Last week I posted about the tree atop Siwash Rock, one of Vancouver’s most recognizable natural landmarks. What was missing in that story is that Siwash Rock had a wife or two that were also turned into rocks by a transformer. I’d long thought those other rocks had been destroyed or moved and forgotten, but found the one called Sunz Rock last week on a trip around the seawall. She’s eroded somewhat since the 1930s and vandals long ago chopped down her tree, but she sits in the same place she always has, just below the Lions Gate Bridge at Prospect Point, snuggled against the seawall.

Pauline Johnson tells us that a young chief named Skaalch and his wife and child were turned into Siwash Rock and two smaller rocks, but most other versions of the story mention a second wife that became Sunz Rock. August Jack Khahtsahlano claimed that Sunz was not a wife, but “was punished, too, like Siwash Rock … She was washing her hair; she had evil in her heart, too, and got turned into stone for punishment.”
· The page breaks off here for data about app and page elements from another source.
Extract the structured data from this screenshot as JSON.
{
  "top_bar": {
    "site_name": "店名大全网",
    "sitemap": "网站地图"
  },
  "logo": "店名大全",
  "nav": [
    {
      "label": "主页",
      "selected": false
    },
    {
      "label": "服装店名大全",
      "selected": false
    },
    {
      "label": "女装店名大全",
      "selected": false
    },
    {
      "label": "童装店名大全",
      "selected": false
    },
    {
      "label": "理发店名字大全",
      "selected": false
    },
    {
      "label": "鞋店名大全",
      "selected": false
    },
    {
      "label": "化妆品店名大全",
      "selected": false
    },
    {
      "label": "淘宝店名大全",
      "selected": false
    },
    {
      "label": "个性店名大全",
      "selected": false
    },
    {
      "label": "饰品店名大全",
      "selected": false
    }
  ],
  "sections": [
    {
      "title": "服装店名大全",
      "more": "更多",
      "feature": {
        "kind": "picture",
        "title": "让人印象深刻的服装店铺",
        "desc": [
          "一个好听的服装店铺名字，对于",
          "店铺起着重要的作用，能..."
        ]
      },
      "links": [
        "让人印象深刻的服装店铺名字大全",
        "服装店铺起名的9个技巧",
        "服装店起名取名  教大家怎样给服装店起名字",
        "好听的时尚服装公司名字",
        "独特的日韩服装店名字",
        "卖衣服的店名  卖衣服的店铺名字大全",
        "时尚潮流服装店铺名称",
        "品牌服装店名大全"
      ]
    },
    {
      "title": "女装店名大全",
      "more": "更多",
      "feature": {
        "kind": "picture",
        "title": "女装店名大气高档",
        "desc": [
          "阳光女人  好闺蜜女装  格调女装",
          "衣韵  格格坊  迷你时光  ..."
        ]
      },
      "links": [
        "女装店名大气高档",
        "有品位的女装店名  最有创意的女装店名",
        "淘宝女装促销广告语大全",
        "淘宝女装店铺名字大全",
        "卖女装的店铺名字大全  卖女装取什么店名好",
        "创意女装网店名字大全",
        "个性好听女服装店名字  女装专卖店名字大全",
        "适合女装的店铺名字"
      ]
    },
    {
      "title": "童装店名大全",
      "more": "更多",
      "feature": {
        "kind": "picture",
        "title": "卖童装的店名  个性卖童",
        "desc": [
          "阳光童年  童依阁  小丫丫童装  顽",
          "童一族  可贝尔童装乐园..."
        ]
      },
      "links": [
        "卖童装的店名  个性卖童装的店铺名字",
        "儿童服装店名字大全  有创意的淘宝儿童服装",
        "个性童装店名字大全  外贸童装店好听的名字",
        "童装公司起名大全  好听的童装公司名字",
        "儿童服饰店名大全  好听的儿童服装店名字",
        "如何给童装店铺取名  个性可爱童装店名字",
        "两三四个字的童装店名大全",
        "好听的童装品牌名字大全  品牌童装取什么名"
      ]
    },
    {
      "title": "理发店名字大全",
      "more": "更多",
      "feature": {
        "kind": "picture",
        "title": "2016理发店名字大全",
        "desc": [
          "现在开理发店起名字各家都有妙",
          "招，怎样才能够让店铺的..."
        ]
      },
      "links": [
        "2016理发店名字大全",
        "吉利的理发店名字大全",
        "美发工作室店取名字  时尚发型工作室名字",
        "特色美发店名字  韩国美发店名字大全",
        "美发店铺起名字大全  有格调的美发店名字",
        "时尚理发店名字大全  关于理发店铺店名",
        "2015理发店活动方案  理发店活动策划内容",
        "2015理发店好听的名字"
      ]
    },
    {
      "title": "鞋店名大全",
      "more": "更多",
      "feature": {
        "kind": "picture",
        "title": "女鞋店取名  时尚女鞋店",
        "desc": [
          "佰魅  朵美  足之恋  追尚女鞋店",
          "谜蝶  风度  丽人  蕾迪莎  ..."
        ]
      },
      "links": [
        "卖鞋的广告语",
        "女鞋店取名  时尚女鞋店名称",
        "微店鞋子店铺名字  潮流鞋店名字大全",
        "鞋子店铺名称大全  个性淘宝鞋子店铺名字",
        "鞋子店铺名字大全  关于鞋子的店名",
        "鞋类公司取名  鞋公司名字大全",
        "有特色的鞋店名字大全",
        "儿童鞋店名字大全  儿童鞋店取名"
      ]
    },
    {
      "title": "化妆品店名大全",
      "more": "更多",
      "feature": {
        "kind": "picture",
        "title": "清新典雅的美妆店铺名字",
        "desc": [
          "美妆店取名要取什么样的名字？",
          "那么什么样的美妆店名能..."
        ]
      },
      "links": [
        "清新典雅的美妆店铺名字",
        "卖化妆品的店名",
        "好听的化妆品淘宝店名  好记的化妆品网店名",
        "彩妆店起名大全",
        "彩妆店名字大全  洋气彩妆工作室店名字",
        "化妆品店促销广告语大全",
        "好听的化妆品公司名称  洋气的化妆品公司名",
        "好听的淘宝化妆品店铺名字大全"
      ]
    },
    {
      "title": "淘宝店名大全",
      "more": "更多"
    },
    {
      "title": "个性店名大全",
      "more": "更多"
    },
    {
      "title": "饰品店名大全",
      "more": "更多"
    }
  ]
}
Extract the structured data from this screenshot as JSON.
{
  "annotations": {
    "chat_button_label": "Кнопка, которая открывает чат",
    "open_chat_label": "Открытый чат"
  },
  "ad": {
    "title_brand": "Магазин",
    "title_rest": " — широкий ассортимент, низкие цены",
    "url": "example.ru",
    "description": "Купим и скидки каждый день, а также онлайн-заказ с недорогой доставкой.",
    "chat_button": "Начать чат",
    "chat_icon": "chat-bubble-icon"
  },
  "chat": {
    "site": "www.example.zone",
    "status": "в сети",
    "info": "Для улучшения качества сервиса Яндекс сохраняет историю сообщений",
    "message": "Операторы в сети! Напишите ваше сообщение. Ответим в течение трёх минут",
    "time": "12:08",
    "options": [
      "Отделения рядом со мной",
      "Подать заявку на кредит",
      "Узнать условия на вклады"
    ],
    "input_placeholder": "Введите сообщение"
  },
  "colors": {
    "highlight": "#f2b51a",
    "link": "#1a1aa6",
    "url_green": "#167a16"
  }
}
Sunz Rock seems to have been completely forgotten. A google search only turns up three pre-WWII photos in the City of Vancouver Archives and a reference in The Man Who Saved Vancouver, Daphne Sleigh’s biography of Major Matthews, Vancouver’s first archivist and one-man heritage movement until his death in 1970. Sleigh mentions that a map Matthews made based on oral histories he collected led the engineers working on Lions Gate Bridge to change their plans so as not to damage Sunz Rock. It’s likely that Matthews intervened again to ensure Sunz did not become a casualty of seawall construction in the early 1960s.

The only post-WWII reference I found to Siwash Rock’s wife was a postscript someone added to Pauline Johnson’s version of the Siwash Rock legend, claiming that “the rocks which were his wife and child were blasted to bits [during construction of the seawall], and lie somewhere underneath the wide band of concrete which now circles the peninsula.” This is probably true for Skaalch’s other wife and child, two rocks that stood about eighty feet from Siwash Rock, but not for Sunz Rock.

Source: Photo by Stan Williams, 1937, City of Vancouver Archives #St Pk P91; then-and-now archival photo, Siwash Rock ca. 1930, City of Vancouver Archives #CVA 1376-461; colour photo taken by me, 17 October 2013.